A futuristic dream only a couple of decades ago, the hoverboard – a skateboard that floats above the ground - has finally been made possible. While still not ready for mass production, it promises to become a cool mode of transport... at least over some surfaces. VOA’s George Putic reports.
Video

Video Falling Gas Prices Impact US Oil Extraction

With the price of oil now less than $80 a barrel, motorists throughout the United States are benefiting from gas prices below $3 a gallon. But as VOA’s Kane Farabaugh reports, the decreasing price of petroleum has a downside for the hydraulic fracturing industry in the United States.
Video

Video Tensions Build on Korean Peninsula Amid Military Drills

It has been another tense week on the Korean peninsula as Pyongyang threatened to again test nuclear weapons while the U.S. and South Korean forces held joint military exercises in a show of force. VOA’s Brian Padden reports from the Kunsan Air Base in South Korea.
Video

Video Mama Sarah Obama Honored at UN Women’s Entrepreneurship Day

President Barack Obama's step-grandmother is in the United States to raise money to build a $12 million school and hospital center in Kogelo, Kenya, the birthplace of the president's father, Barack Obama, Sr. She was honored for her decades of work to aid poor Kenyans at a Women's Entrepreneurship Day at the United Nations.
Video

Video Gay Evangelicals Argue That Bible Does Not Condemn Homosexuality

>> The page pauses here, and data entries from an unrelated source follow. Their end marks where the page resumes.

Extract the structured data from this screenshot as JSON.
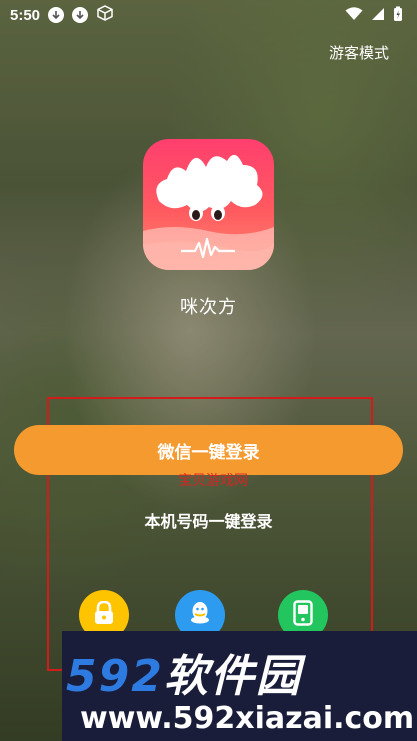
{
  "status_bar": {
    "time": "5:50"
  },
  "header": {
    "guest_mode": "游客模式"
  },
  "app": {
    "name": "咪次方"
  },
  "login": {
    "wechat_button": "微信一键登录",
    "phone_quick_login": "本机号码一键登录"
  },
  "overlay": {
    "watermark_text": "宝贝游戏网",
    "banner_digits": "592",
    "banner_title": "软件园",
    "banner_url": "www.592xiazai.com"
  },
  "colors": {
    "wechat_button": "#f59a2f",
    "lock_icon_bg": "#ffc400",
    "qq_icon_bg": "#2d9cf0",
    "phone_icon_bg": "#22c55e",
    "watermark_box": "#d21c1c"
  }
}
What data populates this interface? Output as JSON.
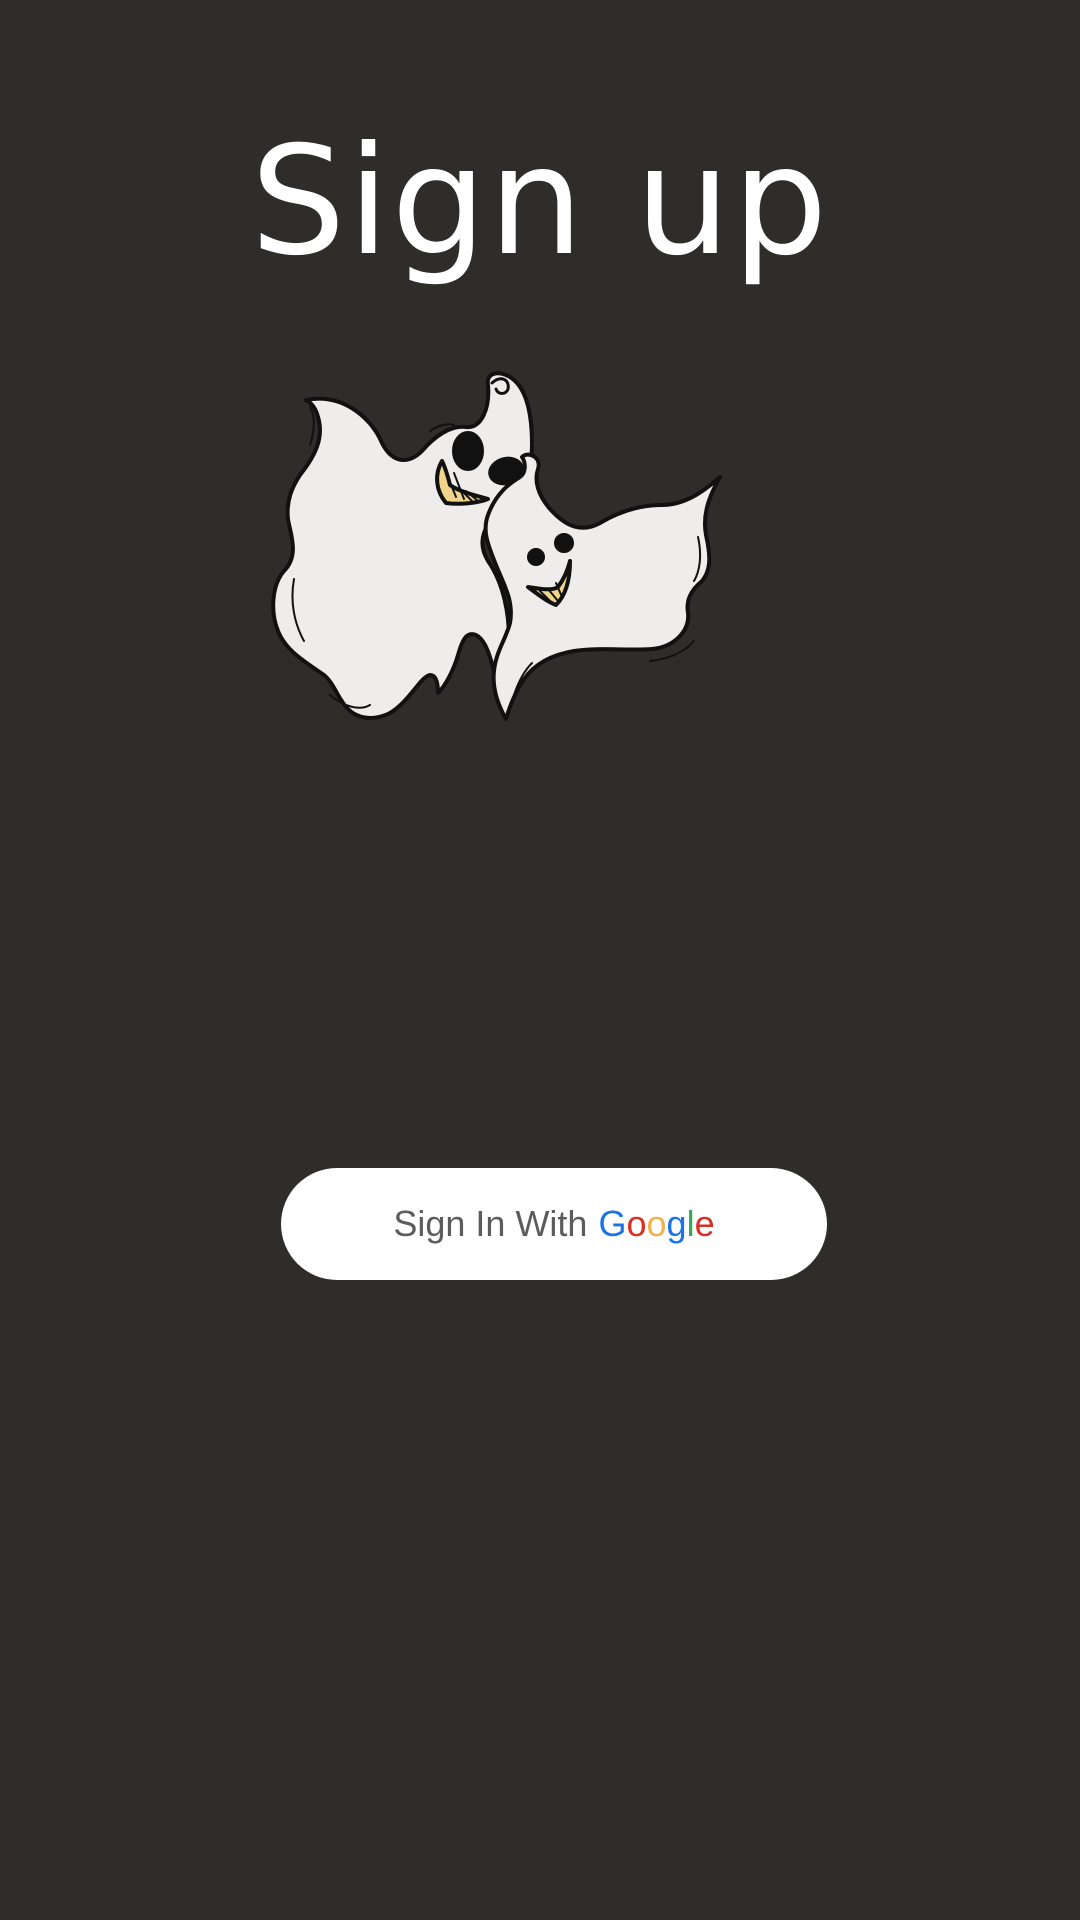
{
  "page": {
    "title": "Sign up"
  },
  "illustration": {
    "icon": "ghosts-illustration"
  },
  "google_button": {
    "prefix": "Sign In With",
    "brand_letters": [
      {
        "char": "G",
        "color": "#1a73e8"
      },
      {
        "char": "o",
        "color": "#d93025"
      },
      {
        "char": "o",
        "color": "#f2b24b"
      },
      {
        "char": "g",
        "color": "#1a73e8"
      },
      {
        "char": "l",
        "color": "#34a853"
      },
      {
        "char": "e",
        "color": "#d93025"
      }
    ]
  },
  "colors": {
    "background": "#2e2d2a",
    "title": "#ffffff",
    "button_background": "#ffffff",
    "button_text": "#5c5c5c",
    "ghost_body": "#eeedeb",
    "ghost_mouth": "#f0d48a"
  }
}
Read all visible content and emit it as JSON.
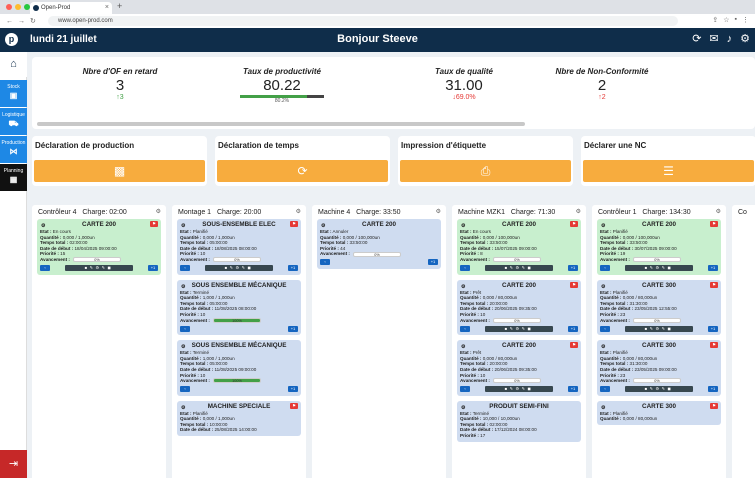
{
  "browser": {
    "tab_title": "Open-Prod",
    "url": "www.open-prod.com"
  },
  "header": {
    "date": "lundi 21 juillet",
    "greeting": "Bonjour Steeve"
  },
  "sidebar": {
    "items": [
      {
        "label": "Stock",
        "color": "#1e88e5"
      },
      {
        "label": "Logistique",
        "color": "#1e88e5"
      },
      {
        "label": "Production",
        "color": "#1e88e5"
      },
      {
        "label": "Planning",
        "color": "#111111"
      }
    ]
  },
  "kpis": [
    {
      "title": "Nbre d'OF en retard",
      "value": "3",
      "delta": "3",
      "direction": "up",
      "delta_color": "#43a047"
    },
    {
      "title": "Taux de productivité",
      "value": "80.22",
      "delta": "80.2%",
      "bar_fraction": 0.802
    },
    {
      "title": "Taux de qualité",
      "value": "31.00",
      "delta": "69.0%",
      "direction": "down",
      "delta_color": "#e53935"
    },
    {
      "title": "Nbre de Non-Conformité",
      "value": "2",
      "delta": "2",
      "direction": "up",
      "delta_color": "#e53935"
    }
  ],
  "actions": [
    {
      "title": "Déclaration de production",
      "icon": "qr-icon"
    },
    {
      "title": "Déclaration de temps",
      "icon": "refresh-icon"
    },
    {
      "title": "Impression d'étiquette",
      "icon": "printer-icon"
    },
    {
      "title": "Déclarer une NC",
      "icon": "form-icon"
    }
  ],
  "labels": {
    "etat": "Etat :",
    "quantite": "Quantité :",
    "temps": "Temps total :",
    "date": "Date de début :",
    "priorite": "Priorité :",
    "avancement": "Avancement :"
  },
  "columns": [
    {
      "name": "Contrôleur 4",
      "charge": "Charge: 02:00",
      "cards": [
        {
          "title": "CARTE 200",
          "color": "green",
          "alert": true,
          "etat": "En cours",
          "quantite": "0,000 / 1,000un",
          "temps": "02:00:00",
          "date": "18/04/2025 09:00:00",
          "priorite": "15",
          "avancement": "0%",
          "progress": 0,
          "tools": true
        }
      ]
    },
    {
      "name": "Montage 1",
      "charge": "Charge: 20:00",
      "cards": [
        {
          "title": "SOUS-ENSEMBLE ELEC",
          "color": "blue",
          "alert": true,
          "etat": "Planifié",
          "quantite": "0,000 / 1,000un",
          "temps": "05:00:00",
          "date": "18/08/2025 08:00:00",
          "priorite": "10",
          "avancement": "0%",
          "progress": 0,
          "tools": true
        },
        {
          "title": "SOUS ENSEMBLE MÉCANIQUE",
          "color": "blue",
          "alert": false,
          "etat": "Terminé",
          "quantite": "1,000 / 1,000un",
          "temps": "05:00:00",
          "date": "11/08/2025 08:00:00",
          "priorite": "10",
          "avancement": "100%",
          "progress": 1,
          "tools": false
        },
        {
          "title": "SOUS ENSEMBLE MÉCANIQUE",
          "color": "blue",
          "alert": false,
          "etat": "Terminé",
          "quantite": "1,000 / 1,000un",
          "temps": "05:00:00",
          "date": "11/08/2025 09:00:00",
          "priorite": "10",
          "avancement": "100%",
          "progress": 1,
          "tools": false
        },
        {
          "title": "MACHINE SPECIALE",
          "color": "blue",
          "alert": true,
          "etat": "Planifié",
          "quantite": "0,000 / 1,000un",
          "temps": "10:00:00",
          "date": "25/08/2025 14:00:00",
          "priorite": "",
          "avancement": "",
          "progress": 0,
          "tools": false
        }
      ]
    },
    {
      "name": "Machine 4",
      "charge": "Charge: 33:50",
      "cards": [
        {
          "title": "CARTE 200",
          "color": "blue",
          "alert": false,
          "etat": "Annuler",
          "quantite": "0,000 / 100,000un",
          "temps": "33:50:00",
          "date": "",
          "priorite": "44",
          "avancement": "0%",
          "progress": 0,
          "tools": false
        }
      ]
    },
    {
      "name": "Machine MZK1",
      "charge": "Charge: 71:30",
      "cards": [
        {
          "title": "CARTE 200",
          "color": "green",
          "alert": true,
          "etat": "En cours",
          "quantite": "0,000 / 100,000un",
          "temps": "33:50:00",
          "date": "15/07/2025 09:00:00",
          "priorite": "8",
          "avancement": "0%",
          "progress": 0,
          "tools": true
        },
        {
          "title": "CARTE 200",
          "color": "blue",
          "alert": true,
          "etat": "Prêt",
          "quantite": "0,000 / 80,000un",
          "temps": "20:00:00",
          "date": "20/06/2025 09:35:00",
          "priorite": "10",
          "avancement": "0%",
          "progress": 0,
          "tools": true
        },
        {
          "title": "CARTE 200",
          "color": "blue",
          "alert": true,
          "etat": "Prêt",
          "quantite": "0,000 / 80,000un",
          "temps": "20:00:00",
          "date": "20/06/2025 09:35:00",
          "priorite": "10",
          "avancement": "0%",
          "progress": 0,
          "tools": true
        },
        {
          "title": "PRODUIT SEMI-FINI",
          "color": "blue",
          "alert": false,
          "etat": "Terminé",
          "quantite": "10,000 / 10,000un",
          "temps": "02:00:00",
          "date": "17/12/2024 08:00:00",
          "priorite": "17",
          "avancement": "",
          "progress": 0,
          "tools": false
        }
      ]
    },
    {
      "name": "Contrôleur 1",
      "charge": "Charge: 134:30",
      "cards": [
        {
          "title": "CARTE 200",
          "color": "green",
          "alert": true,
          "etat": "Planifié",
          "quantite": "0,000 / 100,000un",
          "temps": "33:50:00",
          "date": "30/07/2025 09:00:00",
          "priorite": "19",
          "avancement": "0%",
          "progress": 0,
          "tools": true
        },
        {
          "title": "CARTE 300",
          "color": "blue",
          "alert": true,
          "etat": "Planifié",
          "quantite": "0,000 / 80,000un",
          "temps": "31:30:00",
          "date": "23/05/2025 12:55:00",
          "priorite": "23",
          "avancement": "0%",
          "progress": 0,
          "tools": true
        },
        {
          "title": "CARTE 300",
          "color": "blue",
          "alert": true,
          "etat": "Planifié",
          "quantite": "0,000 / 80,000un",
          "temps": "31:30:00",
          "date": "23/05/2025 09:00:00",
          "priorite": "23",
          "avancement": "0%",
          "progress": 0,
          "tools": true
        },
        {
          "title": "CARTE 300",
          "color": "blue",
          "alert": true,
          "etat": "Planifié",
          "quantite": "0,000 / 80,000un",
          "temps": "",
          "date": "",
          "priorite": "",
          "avancement": "",
          "progress": 0,
          "tools": false
        }
      ]
    },
    {
      "name": "Co",
      "charge": "",
      "cards": []
    }
  ]
}
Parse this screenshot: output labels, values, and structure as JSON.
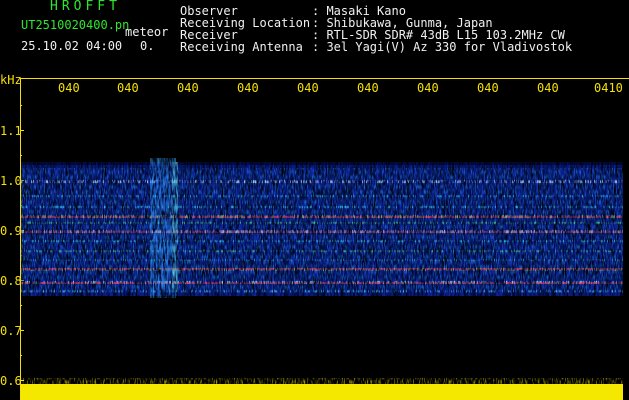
{
  "header": {
    "title": "HROFFT",
    "filename": "UT2510020400.pn",
    "meteor_label": "meteor",
    "datetime": "25.10.02 04:00",
    "meteor_count": "0.",
    "observer_label": "Observer",
    "observer": ": Masaki Kano",
    "location_label": "Receiving Location",
    "location": ": Shibukawa, Gunma, Japan",
    "receiver_label": "Receiver",
    "receiver": ": RTL-SDR SDR# 43dB L15 103.2MHz CW",
    "antenna_label": "Receiving Antenna",
    "antenna": ": 3el Yagi(V) Az 330 for Vladivostok"
  },
  "axis": {
    "y_unit": "kHz",
    "y_ticks": [
      "1.1",
      "1.0",
      "0.9",
      "0.8",
      "0.7",
      "0.6"
    ],
    "x_ticks": [
      "040",
      "040",
      "040",
      "040",
      "040",
      "040",
      "040",
      "040",
      "040",
      "0410"
    ]
  },
  "colors": {
    "background": "#000000",
    "header_green": "#2ee62e",
    "header_white": "#f0f0f0",
    "axis_yellow": "#f5e000",
    "noise_yellow": "#f5e800"
  }
}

More than 30 U.S. states now recognize same-sex marriages, and an increasing number of mainline American churches are blessing them. But evangelical church members- which account for around 30 percent of the U.S. adult population - believe the Bible unequivocally condemns homosexuality. VOA's Jerome Socolovsky reports that gay, lesbian, bisexual and transgender evangelicals are coming out. Backed by a prominent evangelical scholar, they argue that the traditional reading of the bible is wrong.
Video

Video Ebola Economic Toll Stirs W. Africa Food Security Concerns

The World Bank said Wednesday that it expects the economic impact of the Ebola outbreak on the sub-Saharan economy to cost somewhere betweenf $3 billion to $4 billion - well below a previously-outlined worst-case scenario of $32 billion. Some economists, however, paint a gloomier picture - warning that the disruption to regional markets and trading is considerable. Henry Ridgwell reports from London.
Video

Video Chaos, Abuse Defy Solution in Libya

The political and security crisis in Libya is deepening, with competing governments and, according to Amnesty International, widespread human rights violations committed with impunity. VOA’s Al Pessin reports from London.
Video

Video US Hosts Record 866,000 Foreign Students

Close to 900,000 international students are studying at American universities and colleges, more than ever before. About half of them come from Asia, mostly China. The United States hosts more foreign students than any other country in the world, and its foreign student population is steadily growing. Zlatica Hoke reports.

All About America

AppleAndroid